It's not a growing disenchantment with Israel among young American Jews. It's a dwindling Jewishness. Over the past 65 years a majority of the world's Jews with the exception of the American ones have returned to their homeland. They have returned to the ancestral language. They have created a multi-faceted, complex and extraordinarily rich Jewish culture, such as has not been seen since the destruction of Jerusalem in 70 CE. They have built a vibrant democracy (and no, it's not under attack), a miraculous economy, and even the secular ones among them have a birthrate well above that of practically all rich societies: Israelis are optimistic about the future and wish to raise children into it. There's also the matter of a century of war, and of course the thousands of things that still need fixing - along with the expectation, based on experience, that many will indeed be fixed.
America's Jews can't be bothered. Three out of four have never visited Israel. Only a small minority make the effort to learn Hebrew. Few try, even without the language, to figure out what Israel is about.
I've long since grown out of the sophomoric Zionism that expects all Jews to pack up and come to Israel. Yet I can't help wondering what sort of Judaism it is that can't be bothered with the most important development in Jewish history in two thousand years, one that was always the central dream.
Back in the 1970s there was discussion in Israel about how America's Jews would soon disappear because of their high rate of marriage out of the fold. For various reasons this theme was then muted, one being the feeling that it was counterproductive, another being the impression that maybe it wasn't happening. 35 years later, sad to say, it is coming to pass, even if in a different form. There are still plenty of Jews in America, but it's not clear what their Jewishness means. Since they aren't very Jewish, it's not all that surprising that they don't have much affinity for Israel; this has nothing to do with AIPAC or the Conference of Presidents.
Before I sign off, a number of quick comments to the article.
1. According to all polls and every electoral result since the 1990s, a majority of Israelis would love to have a peaceful Palestinian state alongside Israel. Not that you'd ever know it from this article.
2. Prof. Beinart seems to think that if AIPAC et. al would confront Israelis about their anti-humanistic ways, the Israelis would change. I disagree that America's Jews have much to teach Israelis on these matters; most of us understand them in their full complexity in ways America's Jews never will.
3. It's also puzzling that he seems to think most Israelis would listen. I doubt they would. Israelis are sovereign, and make their own decisions, right and wrong. Distant Jews (two meanings) aren't really part of the discussion.
4. Beinart himself seems an interesting fellow, with children in orthodox schools if I'm reading him correctly.
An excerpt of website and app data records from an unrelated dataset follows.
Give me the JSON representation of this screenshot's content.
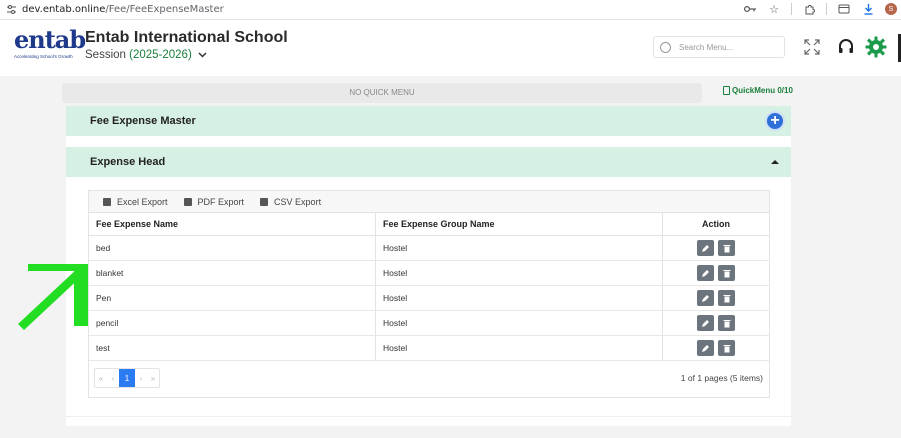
{
  "browser": {
    "url_host": "dev.entab.online",
    "url_path": "/Fee/FeeExpenseMaster",
    "profile_initial": "S"
  },
  "header": {
    "logo_text": "entab",
    "logo_tagline": "Accelerating School's Growth",
    "school_name": "Entab International School",
    "session_label": "Session",
    "session_year": "(2025-2026)",
    "search_placeholder": "Search Menu..."
  },
  "quick_menu": {
    "bar_text": "NO QUICK MENU",
    "link_text": "QuickMenu 0/10"
  },
  "sections": {
    "master_title": "Fee Expense Master",
    "head_title": "Expense Head"
  },
  "toolbar": {
    "excel": "Excel Export",
    "pdf": "PDF Export",
    "csv": "CSV Export"
  },
  "table": {
    "columns": [
      "Fee Expense Name",
      "Fee Expense Group Name",
      "Action"
    ],
    "rows": [
      {
        "name": "bed",
        "group": "Hostel"
      },
      {
        "name": "blanket",
        "group": "Hostel"
      },
      {
        "name": "Pen",
        "group": "Hostel"
      },
      {
        "name": "pencil",
        "group": "Hostel"
      },
      {
        "name": "test",
        "group": "Hostel"
      }
    ]
  },
  "pager": {
    "first": "«",
    "prev": "‹",
    "current": "1",
    "next": "›",
    "last": "»",
    "info": "1 of 1 pages (5 items)"
  },
  "colors": {
    "section_bg": "#d6f1e3",
    "accent_green": "#1a7f3c",
    "add_blue": "#2e6fd8",
    "pager_active": "#2b7cf2",
    "action_gray": "#6c757d",
    "arrow_green": "#22dd22"
  },
  "icons": [
    "site-settings-icon",
    "key-icon",
    "star-icon",
    "extensions-icon",
    "tab-search-icon",
    "download-icon",
    "fullscreen-icon",
    "headset-icon",
    "gear-icon",
    "add-icon",
    "chevron-up-icon",
    "excel-icon",
    "pdf-icon",
    "csv-icon",
    "edit-icon",
    "delete-icon",
    "green-arrow-annotation"
  ]
}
All the more peculiar that his description shows so little understanding of Israeli society.
5. Not long ago I wrote about how internal Israeli discussions in Hebrew take on dramatically different meanings when translated into English. Beinart's article fits neatly into the model.